Task item - Reproduce the data below in full. Nothing should differ from the original.

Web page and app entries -
--- START ---

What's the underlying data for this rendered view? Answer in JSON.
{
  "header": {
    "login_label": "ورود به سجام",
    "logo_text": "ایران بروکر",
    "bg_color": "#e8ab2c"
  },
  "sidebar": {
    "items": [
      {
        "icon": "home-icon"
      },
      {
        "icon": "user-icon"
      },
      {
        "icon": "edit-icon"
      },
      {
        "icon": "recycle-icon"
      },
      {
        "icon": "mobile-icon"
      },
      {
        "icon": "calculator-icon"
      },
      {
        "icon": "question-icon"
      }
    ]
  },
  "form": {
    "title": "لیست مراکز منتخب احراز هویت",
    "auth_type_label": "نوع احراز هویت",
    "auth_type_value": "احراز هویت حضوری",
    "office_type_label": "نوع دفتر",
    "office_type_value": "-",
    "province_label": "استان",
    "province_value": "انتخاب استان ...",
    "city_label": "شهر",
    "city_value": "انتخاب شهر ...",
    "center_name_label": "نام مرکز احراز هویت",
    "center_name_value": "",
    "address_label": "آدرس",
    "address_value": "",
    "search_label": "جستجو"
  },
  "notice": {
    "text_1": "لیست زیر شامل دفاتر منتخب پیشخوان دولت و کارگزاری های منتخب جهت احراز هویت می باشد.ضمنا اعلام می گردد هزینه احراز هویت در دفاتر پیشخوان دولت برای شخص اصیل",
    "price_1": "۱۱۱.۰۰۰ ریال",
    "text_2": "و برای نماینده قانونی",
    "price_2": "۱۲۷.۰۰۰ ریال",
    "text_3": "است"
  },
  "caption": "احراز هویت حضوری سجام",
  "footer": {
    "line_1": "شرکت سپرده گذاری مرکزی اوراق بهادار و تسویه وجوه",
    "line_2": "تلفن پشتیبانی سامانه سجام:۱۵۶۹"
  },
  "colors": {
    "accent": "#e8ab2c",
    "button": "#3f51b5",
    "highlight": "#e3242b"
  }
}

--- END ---

Expected answer -
What's the underlying data for this rendered view? Answer in JSON.
{
  "header": {
    "login_label": "ورود به سجام",
    "logo_text": "ایران بروکر",
    "bg_color": "#e8ab2c"
  },
  "sidebar": {
    "items": [
      {
        "icon": "home-icon"
      },
      {
        "icon": "user-icon"
      },
      {
        "icon": "edit-icon"
      },
      {
        "icon": "recycle-icon"
      },
      {
        "icon": "mobile-icon"
      },
      {
        "icon": "calculator-icon"
      },
      {
        "icon": "question-icon"
      }
    ]
  },
  "form": {
    "title": "لیست مراکز منتخب احراز هویت",
    "auth_type_label": "نوع احراز هویت",
    "auth_type_value": "احراز هویت حضوری",
    "office_type_label": "نوع دفتر",
    "office_type_value": "-",
    "province_label": "استان",
    "province_value": "انتخاب استان ...",
    "city_label": "شهر",
    "city_value": "انتخاب شهر ...",
    "center_name_label": "نام مرکز احراز هویت",
    "center_name_value": "",
    "address_label": "آدرس",
    "address_value": "",
    "search_label": "جستجو"
  },
  "notice": {
    "text_1": "لیست زیر شامل دفاتر منتخب پیشخوان دولت و کارگزاری های منتخب جهت احراز هویت می باشد.ضمنا اعلام می گردد هزینه احراز هویت در دفاتر پیشخوان دولت برای شخص اصیل",
    "price_1": "۱۱۱.۰۰۰ ریال",
    "text_2": "و برای نماینده قانونی",
    "price_2": "۱۲۷.۰۰۰ ریال",
    "text_3": "است"
  },
  "caption": "احراز هویت حضوری سجام",
  "footer": {
    "line_1": "شرکت سپرده گذاری مرکزی اوراق بهادار و تسویه وجوه",
    "line_2": "تلفن پشتیبانی سامانه سجام:۱۵۶۹"
  },
  "colors": {
    "accent": "#e8ab2c",
    "button": "#3f51b5",
    "highlight": "#e3242b"
  }
}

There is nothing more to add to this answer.